• [SUPPLIED INFORMATION]:
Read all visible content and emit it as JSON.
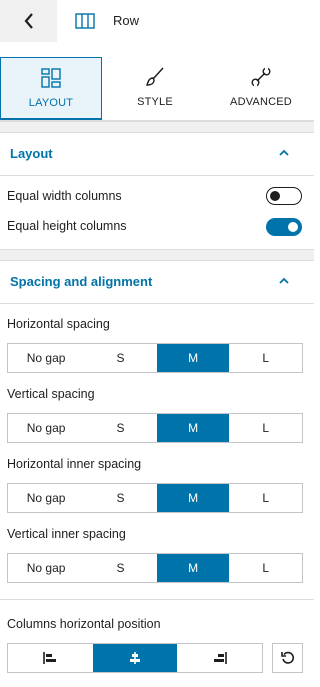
{
  "header": {
    "block_name": "Row"
  },
  "tabs": [
    {
      "label": "LAYOUT",
      "icon": "layout-icon",
      "active": true
    },
    {
      "label": "STYLE",
      "icon": "brush-icon",
      "active": false
    },
    {
      "label": "ADVANCED",
      "icon": "wrench-icon",
      "active": false
    }
  ],
  "layout_section": {
    "title": "Layout",
    "equal_width": {
      "label": "Equal width columns",
      "enabled": false
    },
    "equal_height": {
      "label": "Equal height columns",
      "enabled": true
    }
  },
  "spacing_section": {
    "title": "Spacing and alignment",
    "controls": [
      {
        "label": "Horizontal spacing",
        "options": [
          "No gap",
          "S",
          "M",
          "L"
        ],
        "selected": "M"
      },
      {
        "label": "Vertical spacing",
        "options": [
          "No gap",
          "S",
          "M",
          "L"
        ],
        "selected": "M"
      },
      {
        "label": "Horizontal inner spacing",
        "options": [
          "No gap",
          "S",
          "M",
          "L"
        ],
        "selected": "M"
      },
      {
        "label": "Vertical inner spacing",
        "options": [
          "No gap",
          "S",
          "M",
          "L"
        ],
        "selected": "M"
      }
    ],
    "columns_position": {
      "label": "Columns horizontal position",
      "options": [
        "align-left-icon",
        "align-center-icon",
        "align-right-icon"
      ],
      "selected": "align-center-icon"
    }
  },
  "colors": {
    "accent": "#0073aa",
    "accent_bg": "#e8f3fa",
    "border": "#dcdcde"
  }
}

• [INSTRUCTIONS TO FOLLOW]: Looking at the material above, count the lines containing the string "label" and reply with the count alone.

• [WRITTEN SOLUTION]: 10